David Jackson, USA TODAY, The Oval , August 23, 2013
BINGHAMTON, N.Y. — Just another high school soccer practice in New York state in August — except for when the president dropped in.
President Obama and his bus, en route to a town hall at Binghamton University on Friday, stopped to chat with soccer players at Tully Junior-Senior High School in Tully, N.Y.
“I was driving by and I thought, you know, I need to kick around a ball a little bit,” said Obama, who proceeded to do just that for a few minutes.
Three teams of Black Knights spoke with the president: girls junior varsity soccer, girls varsity soccer and boys varsity soccer.
“How’s it going everybody?” Obama asked. “How long ago did practice start?” (8 a.m.)
“How are you guys feeling?” he said. “Did you practice during the summer? … What grade are most of you in?”
Obama, who will spend Friday wrapping up a two-day bus tour of New York and Pennsylvania, cited the reason for the trip: promoting his latest education plan.
“I’m traveling around the area talking about college, making sure that young people can pay for it,” he said. “I’m assuming everybody here’s gonna want to go to college?
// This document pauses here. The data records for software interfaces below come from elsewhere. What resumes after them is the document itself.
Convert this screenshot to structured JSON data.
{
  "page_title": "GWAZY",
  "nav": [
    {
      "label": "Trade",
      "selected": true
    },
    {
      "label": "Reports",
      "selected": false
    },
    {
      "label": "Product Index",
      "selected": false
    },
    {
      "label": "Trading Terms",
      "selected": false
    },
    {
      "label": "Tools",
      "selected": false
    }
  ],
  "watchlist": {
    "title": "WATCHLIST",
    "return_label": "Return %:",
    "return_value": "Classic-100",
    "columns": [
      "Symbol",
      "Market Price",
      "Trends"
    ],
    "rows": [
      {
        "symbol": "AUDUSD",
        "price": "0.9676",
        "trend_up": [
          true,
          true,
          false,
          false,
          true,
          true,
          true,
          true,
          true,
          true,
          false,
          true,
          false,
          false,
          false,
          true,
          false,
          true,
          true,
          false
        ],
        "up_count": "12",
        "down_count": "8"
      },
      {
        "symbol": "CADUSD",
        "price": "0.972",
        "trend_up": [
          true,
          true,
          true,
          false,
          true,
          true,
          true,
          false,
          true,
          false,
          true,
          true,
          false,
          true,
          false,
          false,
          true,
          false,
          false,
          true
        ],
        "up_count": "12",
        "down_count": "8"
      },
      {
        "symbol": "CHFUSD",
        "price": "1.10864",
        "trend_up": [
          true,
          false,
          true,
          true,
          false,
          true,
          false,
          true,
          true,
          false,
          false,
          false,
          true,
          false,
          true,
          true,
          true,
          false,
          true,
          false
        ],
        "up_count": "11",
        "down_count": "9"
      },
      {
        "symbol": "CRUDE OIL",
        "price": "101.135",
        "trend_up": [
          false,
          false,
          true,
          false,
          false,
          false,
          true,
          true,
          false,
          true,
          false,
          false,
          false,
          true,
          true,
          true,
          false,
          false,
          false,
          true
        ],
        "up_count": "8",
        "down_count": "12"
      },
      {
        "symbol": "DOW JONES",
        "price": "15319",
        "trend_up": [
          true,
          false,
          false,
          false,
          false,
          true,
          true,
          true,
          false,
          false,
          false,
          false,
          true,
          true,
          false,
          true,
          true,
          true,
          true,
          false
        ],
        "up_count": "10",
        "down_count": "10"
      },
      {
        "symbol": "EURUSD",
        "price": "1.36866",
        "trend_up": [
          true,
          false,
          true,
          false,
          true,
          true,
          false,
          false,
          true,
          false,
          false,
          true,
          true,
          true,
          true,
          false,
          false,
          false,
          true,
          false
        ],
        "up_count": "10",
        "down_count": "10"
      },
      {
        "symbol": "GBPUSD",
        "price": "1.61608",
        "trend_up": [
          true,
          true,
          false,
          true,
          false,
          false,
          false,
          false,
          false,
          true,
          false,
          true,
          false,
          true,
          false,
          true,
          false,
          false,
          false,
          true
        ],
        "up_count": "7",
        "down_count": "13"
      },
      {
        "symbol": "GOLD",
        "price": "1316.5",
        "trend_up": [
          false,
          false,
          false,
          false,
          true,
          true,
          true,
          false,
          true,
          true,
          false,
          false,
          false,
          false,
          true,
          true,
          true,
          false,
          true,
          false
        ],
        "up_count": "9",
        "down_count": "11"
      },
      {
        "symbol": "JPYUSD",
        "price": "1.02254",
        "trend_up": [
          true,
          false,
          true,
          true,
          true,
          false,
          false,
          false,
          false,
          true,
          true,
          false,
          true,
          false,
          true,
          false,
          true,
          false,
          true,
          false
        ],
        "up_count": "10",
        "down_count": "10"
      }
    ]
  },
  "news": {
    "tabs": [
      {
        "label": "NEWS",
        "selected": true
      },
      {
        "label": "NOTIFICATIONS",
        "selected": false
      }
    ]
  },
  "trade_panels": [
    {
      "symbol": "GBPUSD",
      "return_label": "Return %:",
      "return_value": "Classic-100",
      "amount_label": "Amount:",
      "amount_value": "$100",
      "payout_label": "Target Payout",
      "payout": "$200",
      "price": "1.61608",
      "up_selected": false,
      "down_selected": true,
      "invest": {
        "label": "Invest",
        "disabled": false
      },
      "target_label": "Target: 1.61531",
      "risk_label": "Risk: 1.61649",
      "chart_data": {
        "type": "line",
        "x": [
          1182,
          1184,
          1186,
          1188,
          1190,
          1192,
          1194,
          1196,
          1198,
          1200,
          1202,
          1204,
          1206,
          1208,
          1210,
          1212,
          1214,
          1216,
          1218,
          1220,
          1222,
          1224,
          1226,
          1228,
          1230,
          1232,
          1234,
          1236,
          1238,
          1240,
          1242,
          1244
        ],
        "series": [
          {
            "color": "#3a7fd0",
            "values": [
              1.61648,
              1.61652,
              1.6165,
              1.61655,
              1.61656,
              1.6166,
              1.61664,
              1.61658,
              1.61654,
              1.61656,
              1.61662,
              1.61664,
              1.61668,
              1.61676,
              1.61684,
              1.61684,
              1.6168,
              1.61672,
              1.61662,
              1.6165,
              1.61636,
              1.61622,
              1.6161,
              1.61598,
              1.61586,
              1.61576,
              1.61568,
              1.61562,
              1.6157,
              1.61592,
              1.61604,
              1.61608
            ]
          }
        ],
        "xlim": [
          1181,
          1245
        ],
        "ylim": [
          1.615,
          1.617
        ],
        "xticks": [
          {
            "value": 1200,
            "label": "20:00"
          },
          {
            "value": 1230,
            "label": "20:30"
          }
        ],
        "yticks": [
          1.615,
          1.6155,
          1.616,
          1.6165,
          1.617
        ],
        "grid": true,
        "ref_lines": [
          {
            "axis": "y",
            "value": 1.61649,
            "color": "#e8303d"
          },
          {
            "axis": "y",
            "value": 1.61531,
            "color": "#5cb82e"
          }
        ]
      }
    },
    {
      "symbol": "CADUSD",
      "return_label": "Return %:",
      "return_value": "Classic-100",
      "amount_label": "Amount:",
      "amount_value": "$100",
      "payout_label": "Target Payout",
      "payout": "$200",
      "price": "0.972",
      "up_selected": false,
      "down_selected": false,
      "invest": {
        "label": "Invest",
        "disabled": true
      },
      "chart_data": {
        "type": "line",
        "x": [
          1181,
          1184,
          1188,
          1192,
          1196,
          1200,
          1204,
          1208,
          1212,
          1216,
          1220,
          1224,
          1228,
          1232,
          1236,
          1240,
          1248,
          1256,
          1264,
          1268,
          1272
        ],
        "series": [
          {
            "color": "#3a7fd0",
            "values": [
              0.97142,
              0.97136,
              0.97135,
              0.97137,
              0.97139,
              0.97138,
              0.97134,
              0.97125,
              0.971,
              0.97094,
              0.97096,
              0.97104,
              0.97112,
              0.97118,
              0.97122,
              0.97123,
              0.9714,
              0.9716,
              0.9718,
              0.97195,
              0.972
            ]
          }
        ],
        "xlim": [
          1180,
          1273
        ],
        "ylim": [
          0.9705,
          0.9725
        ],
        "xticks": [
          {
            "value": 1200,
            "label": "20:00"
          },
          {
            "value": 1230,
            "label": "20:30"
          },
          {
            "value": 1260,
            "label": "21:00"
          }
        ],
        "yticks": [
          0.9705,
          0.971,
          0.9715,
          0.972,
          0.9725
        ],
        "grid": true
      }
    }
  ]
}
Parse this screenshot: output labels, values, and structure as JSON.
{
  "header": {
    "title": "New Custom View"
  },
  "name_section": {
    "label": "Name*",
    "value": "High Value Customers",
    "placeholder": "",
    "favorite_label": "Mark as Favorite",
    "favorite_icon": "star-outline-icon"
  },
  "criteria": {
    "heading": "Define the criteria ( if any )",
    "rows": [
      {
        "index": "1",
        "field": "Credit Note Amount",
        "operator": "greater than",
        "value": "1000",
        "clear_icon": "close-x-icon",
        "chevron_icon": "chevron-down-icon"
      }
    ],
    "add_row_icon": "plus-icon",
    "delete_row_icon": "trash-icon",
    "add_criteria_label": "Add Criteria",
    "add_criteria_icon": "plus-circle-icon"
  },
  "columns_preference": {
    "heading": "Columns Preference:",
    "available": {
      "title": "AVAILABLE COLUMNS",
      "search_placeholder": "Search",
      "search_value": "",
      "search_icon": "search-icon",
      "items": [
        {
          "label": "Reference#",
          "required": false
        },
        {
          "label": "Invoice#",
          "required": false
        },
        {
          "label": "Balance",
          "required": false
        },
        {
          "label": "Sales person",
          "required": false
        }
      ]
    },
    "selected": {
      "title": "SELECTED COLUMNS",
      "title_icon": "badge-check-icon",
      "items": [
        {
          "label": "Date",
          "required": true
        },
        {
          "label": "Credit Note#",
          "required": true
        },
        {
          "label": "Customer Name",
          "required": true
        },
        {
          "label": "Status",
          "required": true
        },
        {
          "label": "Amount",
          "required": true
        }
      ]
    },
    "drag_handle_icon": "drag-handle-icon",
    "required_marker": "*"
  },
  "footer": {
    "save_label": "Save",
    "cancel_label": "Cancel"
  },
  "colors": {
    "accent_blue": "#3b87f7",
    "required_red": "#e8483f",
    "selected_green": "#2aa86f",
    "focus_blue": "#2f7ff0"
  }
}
So part of what we want to do is make sure that whatever school you decide to go to that you can afford to do it, get grants, loans and don’t end up having too much debt.”
At the prodding of a coach, one girl told Obama that meeting the president had been on her “bucket list.”
When Obama asked the girl how old she is, she said 9.
Obama said, “Here’s the general rule: When you’re 9, you don’t need a bucket list. When you get to be 52, then you might start wanting to draw one up. But you’ve got a lotta stuff going on ahead of you.”
Obama asked the girls’ teams, “Can you beat the boys?”
Yes, came the reply.
“If I go over there and tell them you said that, would that be OK?” Obama asked.
One of the girls replied, “Bring it!”
While visiting the boys’ team, Obama said, “Can I just say though, I hate to stir up trouble, but the girls said they could beat you. … I’m just saying. That’s what they said.”
The boys disputed that assessment.
When Obama repeated the comment about “bring it,” one of the coaches said, “That was probably my daughter.”
On his way back to the bus, Obama greeted some school administrators and parents, one of whom asked about his soccer skills.
“They were trying to recruit me!” Obama said. “I told them I was too old.”
He added, however, “I’ve got some game.”